Again there isn’t a pre-build maintenance plan to purge old data, but you can use those different VMware KB:

  • For vSphere 2.x: KB 1000125 (Purging old data from the database used by VirtualCenter 2.x)
  • Up to vSphere 5.0: KB 1025914 (Purging old data from the database used by VMware vCenter Server 4.x and 5.x)
  • Up to vSphere 5.5: KB 1007453 (Reducing the size of the vCenter Server database when the rollup scripts take a long time to run)

Basically you can use those two script for truncate the old data:

Note that there isn’t a prebuild script for the embedded database of the virtual appliance version of vCenter Server. However, there are a lot of front end (also for Windows) that can help you in this “housekeeping” task, in case you are not comfortable with the command line.

Of course, a complete backup of your database is recommended before any action:

Most of those issue are related to a SQL Express installation where you may have a limited database file due to the edition limitation: SQL Express 2008 is limited to 1 CPU, 1 GB of RAM and 4 GB for database file, the SQL Express 2008 R2 version increase the maximum file to 10 GB (see this comparison chart) and the SQL Express 2012 version also can use up to 4 cores (see this comparison chart). The file limit explain also the limited support for the SQL Express:

SQL Express 2005/2008 (vCenter Server 5.x is bundled with SQL Express 2008 R2) supports a maximum of 5 hosts and 50 virtual machines. If your environment exceeds these thresholds, you must upgrade your database to SQL Standard edition.

vCenter-RetentionNote that you can also change some setting in order to reduce the future grow of your database, using the vCenter Server settings.

Tasks/Events retention

You can specify the retention (in days) of tasks and events data. By default you will store all data in your vCenter Server database, so it will continuous grow year by year.

Depending by your needs and your compliance requirements could be reasonable put a limit on the time frame of this kind of data.


Stats and counters are another big reason on the database grow and the main reason on the change rate of the database (so also on the grow of the transaction logs).
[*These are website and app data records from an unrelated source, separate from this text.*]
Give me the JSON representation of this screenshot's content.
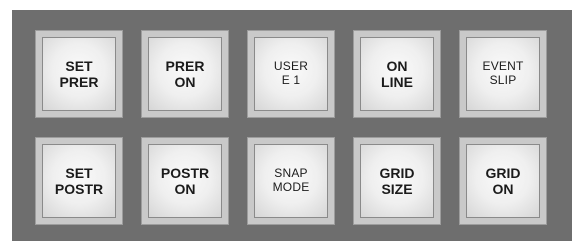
{
  "panel": {
    "rows": [
      [
        {
          "line1": "SET",
          "line2": "PRER"
        },
        {
          "line1": "PRER",
          "line2": "ON"
        },
        {
          "line1": "USER",
          "line2": "E 1"
        },
        {
          "line1": "ON",
          "line2": "LINE"
        },
        {
          "line1": "EVENT",
          "line2": "SLIP"
        }
      ],
      [
        {
          "line1": "SET",
          "line2": "POSTR"
        },
        {
          "line1": "POSTR",
          "line2": "ON"
        },
        {
          "line1": "SNAP",
          "line2": "MODE"
        },
        {
          "line1": "GRID",
          "line2": "SIZE"
        },
        {
          "line1": "GRID",
          "line2": "ON"
        }
      ]
    ]
  }
}
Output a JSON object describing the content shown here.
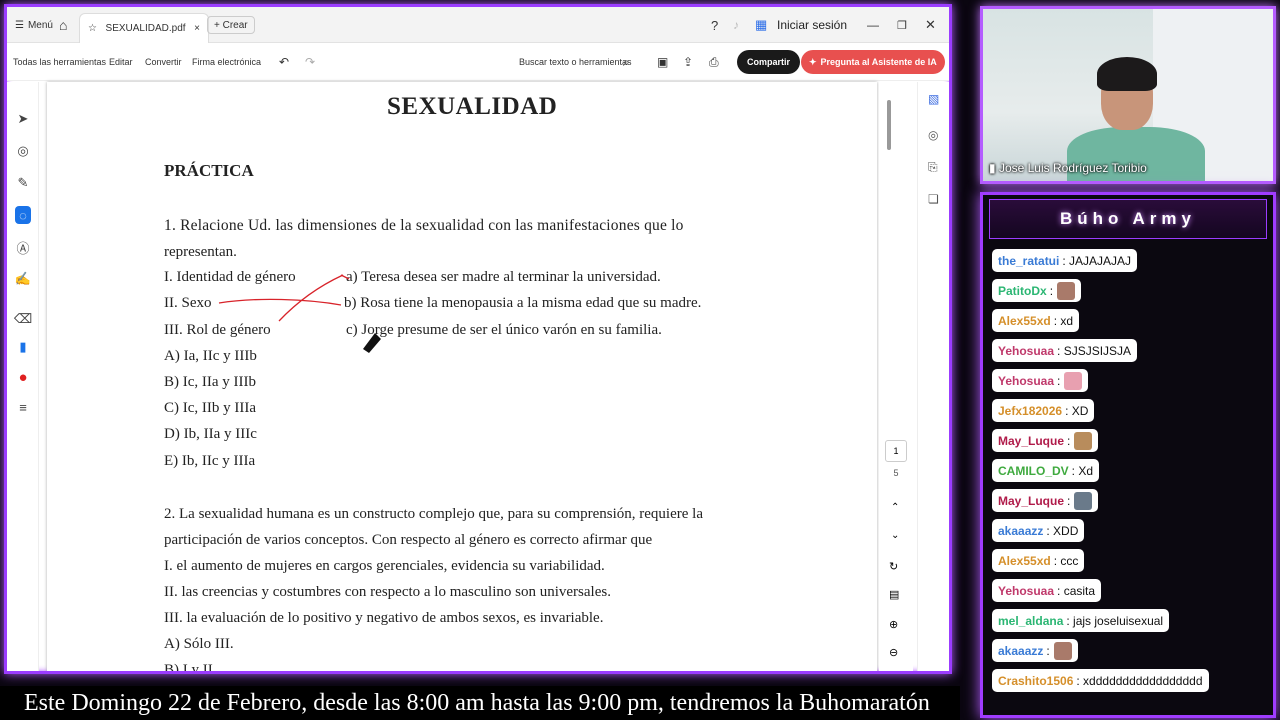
{
  "app": {
    "menu_label": "Menú",
    "tab_title": "SEXUALIDAD.pdf",
    "create_label": "+ Crear",
    "signin_label": "Iniciar sesión"
  },
  "toolbar": {
    "all_tools": "Todas las herramientas",
    "edit": "Editar",
    "convert": "Convertir",
    "esign": "Firma electrónica",
    "search_placeholder": "Buscar texto o herramientas",
    "share": "Compartir",
    "ai_assistant": "Pregunta al Asistente de IA"
  },
  "pager": {
    "current": "1",
    "total": "5"
  },
  "document": {
    "title": "SEXUALIDAD",
    "section": "PRÁCTICA",
    "q1_line1": "1. Relacione Ud. las dimensiones de la sexualidad con las manifestaciones que lo",
    "q1_line2": "representan.",
    "left_items": [
      "I. Identidad de género",
      "II. Sexo",
      "III. Rol de género"
    ],
    "right_items": [
      "a) Teresa desea ser madre al terminar la universidad.",
      "b) Rosa tiene la menopausia a la misma edad que su madre.",
      "c) Jorge presume de ser el único varón en su familia."
    ],
    "q1_options": [
      "A) Ia, IIc y IIIb",
      "B) Ic, IIa y IIIb",
      "C) Ic, IIb y IIIa",
      "D) Ib, IIa y IIIc",
      "E) Ib, IIc y IIIa"
    ],
    "q2_line1": "2. La sexualidad humana es un constructo complejo que, para su comprensión, requiere la",
    "q2_line2": "participación de varios conceptos. Con respecto al género es correcto afirmar que",
    "q2_items": [
      "I. el aumento de mujeres en cargos gerenciales, evidencia su variabilidad.",
      "II. las creencias y costumbres con respecto a lo masculino son universales.",
      "III. la evaluación de lo positivo y negativo de ambos sexos, es invariable."
    ],
    "q2_options": [
      "A) Sólo III.",
      "B) I y II."
    ]
  },
  "webcam": {
    "name": "Jose Luis Rodríguez Toribio"
  },
  "chat": {
    "title": "Búho Army",
    "messages": [
      {
        "user": "the_ratatui",
        "text": ": JAJAJAJAJ",
        "color": "#3a7bd5",
        "emote": ""
      },
      {
        "user": "PatitoDx",
        "text": ":",
        "color": "#2bb673",
        "emote": "#a97a6a"
      },
      {
        "user": "Alex55xd",
        "text": ": xd",
        "color": "#d58f2a",
        "emote": ""
      },
      {
        "user": "Yehosuaa",
        "text": ": SJSJSIJSJA",
        "color": "#c0396b",
        "emote": ""
      },
      {
        "user": "Yehosuaa",
        "text": ":",
        "color": "#c0396b",
        "emote": "#e8a0b0"
      },
      {
        "user": "Jefx182026",
        "text": ": XD",
        "color": "#d58f2a",
        "emote": ""
      },
      {
        "user": "May_Luque",
        "text": ":",
        "color": "#b01b4a",
        "emote": "#b88c5c"
      },
      {
        "user": "CAMILO_DV",
        "text": ": Xd",
        "color": "#3faa3f",
        "emote": ""
      },
      {
        "user": "May_Luque",
        "text": ":",
        "color": "#b01b4a",
        "emote": "#6a7a8a"
      },
      {
        "user": "akaaazz",
        "text": ": XDD",
        "color": "#3a7bd5",
        "emote": ""
      },
      {
        "user": "Alex55xd",
        "text": ": ccc",
        "color": "#d58f2a",
        "emote": ""
      },
      {
        "user": "Yehosuaa",
        "text": ": casita",
        "color": "#c0396b",
        "emote": ""
      },
      {
        "user": "mel_aldana",
        "text": ": jajs joseluisexual",
        "color": "#2bb673",
        "emote": ""
      },
      {
        "user": "akaaazz",
        "text": ":",
        "color": "#3a7bd5",
        "emote": "#a97a6a"
      },
      {
        "user": "Crashito1506",
        "text": ": xddddddddddddddddd",
        "color": "#d58f2a",
        "emote": ""
      }
    ]
  },
  "ticker": "Este Domingo 22 de Febrero, desde las 8:00 am hasta las 9:00 pm, tendremos la Buhomaratón"
}
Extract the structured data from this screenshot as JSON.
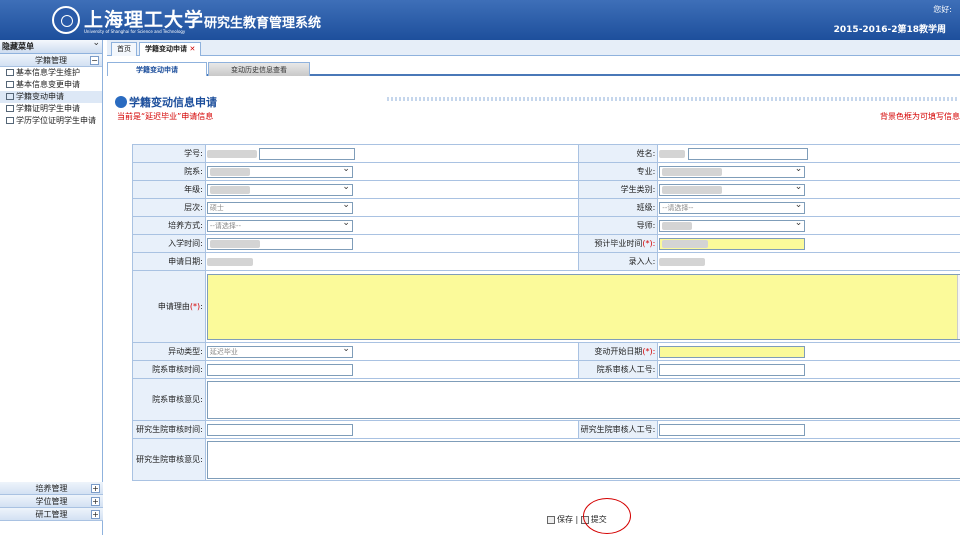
{
  "header": {
    "uni_cn": "上海理工大学",
    "uni_en": "University of Shanghai for Science and Technology",
    "system": "研究生教育管理系统",
    "greeting": "您好:",
    "week": "2015-2016-2第18教学周"
  },
  "sidebar": {
    "title": "隐藏菜单",
    "section": "学籍管理",
    "items": [
      "基本信息学生维护",
      "基本信息变更申请",
      "学籍变动申请",
      "学籍证明学生申请",
      "学历学位证明学生申请"
    ],
    "bottom": [
      "培养管理",
      "学位管理",
      "研工管理"
    ]
  },
  "tabs": {
    "home": "首页",
    "current": "学籍变动申请"
  },
  "subtabs": {
    "apply": "学籍变动申请",
    "history": "变动历史信息查看"
  },
  "title": "学籍变动信息申请",
  "notice": "当前是“延迟毕业”申请信息",
  "notice_right": "背景色框为可填写信息",
  "labels": {
    "sno": "学号:",
    "name": "姓名:",
    "dept": "院系:",
    "major": "专业:",
    "grade": "年级:",
    "stype": "学生类别:",
    "level": "层次:",
    "class": "班级:",
    "train": "培养方式:",
    "tutor": "导师:",
    "enroll": "入学时间:",
    "expect": "预计毕业时间",
    "apply": "申请日期:",
    "entry": "录入人:",
    "reason": "申请理由",
    "change_type": "异动类型:",
    "change_date": "变动开始日期",
    "dept_time": "院系审核时间:",
    "dept_staff": "院系审核人工号:",
    "dept_opinion": "院系审核意见:",
    "gs_time": "研究生院审核时间:",
    "gs_staff": "研究生院审核人工号:",
    "gs_opinion": "研究生院审核意见:"
  },
  "values": {
    "level": "硕士",
    "class_ph": "--请选择--",
    "train_ph": "--请选择--",
    "change_type": "延迟毕业"
  },
  "buttons": {
    "save": "保存",
    "submit": "提交"
  }
}
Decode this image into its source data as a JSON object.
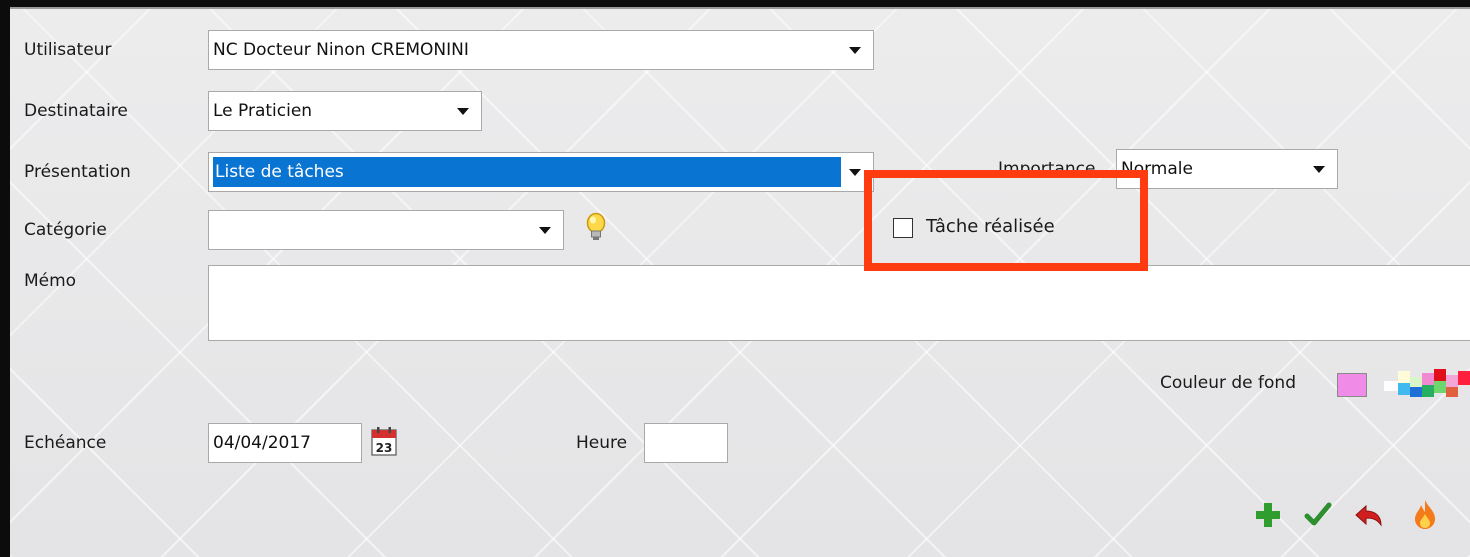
{
  "form": {
    "utilisateur": {
      "label": "Utilisateur",
      "value": "NC Docteur Ninon CREMONINI"
    },
    "destinataire": {
      "label": "Destinataire",
      "value": "Le Praticien"
    },
    "presentation": {
      "label": "Présentation",
      "value": "Liste de tâches"
    },
    "importance": {
      "label": "Importance",
      "value": "Normale"
    },
    "categorie": {
      "label": "Catégorie",
      "value": ""
    },
    "tache_realisee": {
      "label": "Tâche réalisée",
      "checked": false
    },
    "memo": {
      "label": "Mémo",
      "value": ""
    },
    "couleur_fond": {
      "label": "Couleur de fond",
      "selected_color": "#f08ce8"
    },
    "echeance": {
      "label": "Echéance",
      "value": "04/04/2017"
    },
    "heure": {
      "label": "Heure",
      "value": ""
    }
  },
  "calendar_icon_text": "23",
  "highlight_color": "#ff3b0f",
  "icons": [
    "lightbulb-icon",
    "calendar-icon",
    "add-icon",
    "validate-check-icon",
    "undo-icon",
    "flame-icon",
    "color-palette-icon"
  ]
}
You have an useful calculator to estimate the database size depending on the number of hosts, on the number of VMs, on the counter level (note that by default is 1, but you probably may need to change to 2, at least for the short time, in order to have more counters) and the retention on each period.


Virtualization, Cloud and Storage Architect. Tech Field delegate. VMUG IT Co-Founder and board member. VMware VMTN Moderator and vExpert 2010-24. Dell TechCenter Rockstar 2014-15. Microsoft MVP 2014-16. Veeam Vanguard 2015-23. Nutanix NTC 2014-20. Several certifications including: VCDX-DCV, VCP-DCV/DT/Cloud, VCAP-DCA/DCD/CIA/CID/DTA/DTD, MCSA, MCSE, MCITP, CCA, NPP.